Business Cycles: Modern history shows that most economies can experience major swings in fortunes. This means that in some years, the economy can ‘boom’ such that unemployment is low, but in other years, the economy can be ‘bust’ such that unemployment is high. These periods of ‘boom & bust’ define the ‘business cycle’.

One of the main arguments within Austrian economics is the assumption that only individuals make choices, not collective entities. Therefore, the role of economics in society is to help coordinate the actions of individuals and understand the unintended consequences of individual ‘self-interest’. In this respect, Hayek was arguing  along similar lines as Adam Smith, i.e. that a free-market itself would effectively coordinate the action and decisions of individuals, although caveats apply. As such, an economic market is not designed, or necessarily controlled, by anyone but rather evolves in response to human actions. If so, the question that needed to be answered was:

What causes a free-market to fail?

The earlier work of Adam Smith and Karl Marx might be described in the wider context of a ‘political economy’ that encompassed not only economics, but social and political perspectives.
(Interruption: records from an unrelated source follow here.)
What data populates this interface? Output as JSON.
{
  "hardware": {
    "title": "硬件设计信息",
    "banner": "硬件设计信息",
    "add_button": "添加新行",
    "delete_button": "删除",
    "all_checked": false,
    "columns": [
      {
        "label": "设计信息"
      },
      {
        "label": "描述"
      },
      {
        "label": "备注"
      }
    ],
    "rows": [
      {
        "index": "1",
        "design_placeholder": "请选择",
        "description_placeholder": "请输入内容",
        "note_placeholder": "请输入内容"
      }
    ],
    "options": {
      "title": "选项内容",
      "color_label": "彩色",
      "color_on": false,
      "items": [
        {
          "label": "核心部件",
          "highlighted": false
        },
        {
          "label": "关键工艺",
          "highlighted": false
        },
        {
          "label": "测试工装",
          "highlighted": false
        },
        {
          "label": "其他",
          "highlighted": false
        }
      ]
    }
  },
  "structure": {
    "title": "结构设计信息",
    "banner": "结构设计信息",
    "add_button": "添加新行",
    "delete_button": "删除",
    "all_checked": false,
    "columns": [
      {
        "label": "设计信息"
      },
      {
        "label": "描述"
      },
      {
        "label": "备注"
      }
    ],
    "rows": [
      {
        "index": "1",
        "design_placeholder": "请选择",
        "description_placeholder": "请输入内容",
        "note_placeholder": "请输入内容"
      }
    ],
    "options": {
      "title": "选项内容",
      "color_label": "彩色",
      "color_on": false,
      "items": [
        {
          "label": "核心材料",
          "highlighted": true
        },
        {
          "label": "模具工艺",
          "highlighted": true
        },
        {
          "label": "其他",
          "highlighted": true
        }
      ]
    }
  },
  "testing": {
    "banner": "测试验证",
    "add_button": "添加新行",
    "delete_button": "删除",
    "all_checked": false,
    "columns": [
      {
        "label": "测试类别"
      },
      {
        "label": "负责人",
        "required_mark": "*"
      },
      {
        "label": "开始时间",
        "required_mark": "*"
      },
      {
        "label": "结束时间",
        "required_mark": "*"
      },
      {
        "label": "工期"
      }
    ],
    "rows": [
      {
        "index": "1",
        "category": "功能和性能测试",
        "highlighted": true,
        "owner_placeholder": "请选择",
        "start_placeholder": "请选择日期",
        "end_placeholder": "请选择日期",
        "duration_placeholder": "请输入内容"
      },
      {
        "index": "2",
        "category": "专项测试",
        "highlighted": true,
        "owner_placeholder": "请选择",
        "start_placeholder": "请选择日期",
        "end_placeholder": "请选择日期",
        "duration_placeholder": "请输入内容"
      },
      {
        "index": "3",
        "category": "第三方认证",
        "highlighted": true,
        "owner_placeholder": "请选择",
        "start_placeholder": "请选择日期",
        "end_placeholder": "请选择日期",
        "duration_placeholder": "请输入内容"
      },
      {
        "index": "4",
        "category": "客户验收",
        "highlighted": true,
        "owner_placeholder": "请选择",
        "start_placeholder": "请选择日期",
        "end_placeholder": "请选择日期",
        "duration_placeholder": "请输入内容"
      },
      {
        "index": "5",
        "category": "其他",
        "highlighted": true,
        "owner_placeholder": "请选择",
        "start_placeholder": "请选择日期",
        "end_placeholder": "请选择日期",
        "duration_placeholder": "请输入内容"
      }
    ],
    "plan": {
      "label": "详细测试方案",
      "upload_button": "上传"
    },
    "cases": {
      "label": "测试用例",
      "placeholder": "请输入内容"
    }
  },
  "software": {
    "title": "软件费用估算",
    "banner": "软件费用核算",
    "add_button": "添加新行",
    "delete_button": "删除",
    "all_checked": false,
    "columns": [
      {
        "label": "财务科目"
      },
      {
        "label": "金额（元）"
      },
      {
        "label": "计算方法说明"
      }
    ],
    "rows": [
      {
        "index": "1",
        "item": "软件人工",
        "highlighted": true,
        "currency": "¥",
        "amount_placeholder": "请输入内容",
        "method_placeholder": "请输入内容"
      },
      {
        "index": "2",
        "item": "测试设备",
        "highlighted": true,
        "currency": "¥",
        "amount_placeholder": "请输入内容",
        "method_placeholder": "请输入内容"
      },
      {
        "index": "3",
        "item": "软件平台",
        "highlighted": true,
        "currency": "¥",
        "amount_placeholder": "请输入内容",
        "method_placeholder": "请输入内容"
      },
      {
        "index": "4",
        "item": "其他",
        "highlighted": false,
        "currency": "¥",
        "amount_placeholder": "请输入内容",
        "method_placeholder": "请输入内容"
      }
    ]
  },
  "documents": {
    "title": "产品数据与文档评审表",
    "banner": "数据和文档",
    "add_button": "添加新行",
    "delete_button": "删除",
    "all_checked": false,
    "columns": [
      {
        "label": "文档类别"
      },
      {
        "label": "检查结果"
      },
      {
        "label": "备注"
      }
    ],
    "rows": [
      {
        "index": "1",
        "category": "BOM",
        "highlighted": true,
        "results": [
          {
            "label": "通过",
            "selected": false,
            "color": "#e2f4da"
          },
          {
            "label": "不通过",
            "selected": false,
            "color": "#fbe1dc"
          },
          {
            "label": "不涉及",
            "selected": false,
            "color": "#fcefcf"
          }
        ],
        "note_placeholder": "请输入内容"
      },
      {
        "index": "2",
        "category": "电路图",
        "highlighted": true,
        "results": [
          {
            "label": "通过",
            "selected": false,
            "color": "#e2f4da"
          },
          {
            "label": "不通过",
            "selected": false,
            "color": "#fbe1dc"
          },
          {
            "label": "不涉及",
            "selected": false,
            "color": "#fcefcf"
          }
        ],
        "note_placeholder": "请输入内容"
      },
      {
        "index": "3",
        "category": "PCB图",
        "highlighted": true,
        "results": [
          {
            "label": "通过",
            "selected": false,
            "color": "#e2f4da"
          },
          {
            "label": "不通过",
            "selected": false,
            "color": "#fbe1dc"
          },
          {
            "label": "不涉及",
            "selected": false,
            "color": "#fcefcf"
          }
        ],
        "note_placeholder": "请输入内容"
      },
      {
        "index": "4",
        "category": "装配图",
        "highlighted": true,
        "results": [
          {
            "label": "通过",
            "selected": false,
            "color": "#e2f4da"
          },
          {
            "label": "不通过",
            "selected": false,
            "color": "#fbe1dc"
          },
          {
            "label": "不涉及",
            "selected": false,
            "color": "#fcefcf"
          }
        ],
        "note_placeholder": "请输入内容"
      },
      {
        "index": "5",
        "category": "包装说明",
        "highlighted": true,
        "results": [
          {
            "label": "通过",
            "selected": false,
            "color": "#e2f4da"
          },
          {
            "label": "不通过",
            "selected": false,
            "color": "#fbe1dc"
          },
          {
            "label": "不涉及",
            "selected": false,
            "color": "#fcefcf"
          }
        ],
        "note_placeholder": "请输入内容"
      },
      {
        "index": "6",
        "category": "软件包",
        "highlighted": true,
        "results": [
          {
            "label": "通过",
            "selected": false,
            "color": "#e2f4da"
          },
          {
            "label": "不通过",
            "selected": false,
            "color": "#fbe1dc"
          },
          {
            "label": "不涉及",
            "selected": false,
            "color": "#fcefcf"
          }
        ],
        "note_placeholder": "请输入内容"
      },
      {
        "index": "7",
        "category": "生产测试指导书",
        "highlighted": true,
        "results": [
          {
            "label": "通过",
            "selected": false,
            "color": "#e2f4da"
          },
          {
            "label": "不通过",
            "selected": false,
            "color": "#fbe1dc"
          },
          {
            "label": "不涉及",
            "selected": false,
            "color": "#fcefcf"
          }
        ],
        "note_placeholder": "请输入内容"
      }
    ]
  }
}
In contrast, the Keynesian approach, as only briefly outlined, might be seen as treating the disease after diagnosis rather than providing a preventive cure. In this context, Hayek argued against the Keynesian approach as he believed that the instability of the ’business cycle’ was actually being made worse by the increase in the normal circular flow of money due to the intervention of the central banks. According to Hayek, this intervention would only drive down interest rates and make credit appear cheaper, which then encouraged capital investments that did not necessarily help the underlying economy. Of course, the question we may need to consider at this stage:

Is any of these ideological positions really driving our present-day economies?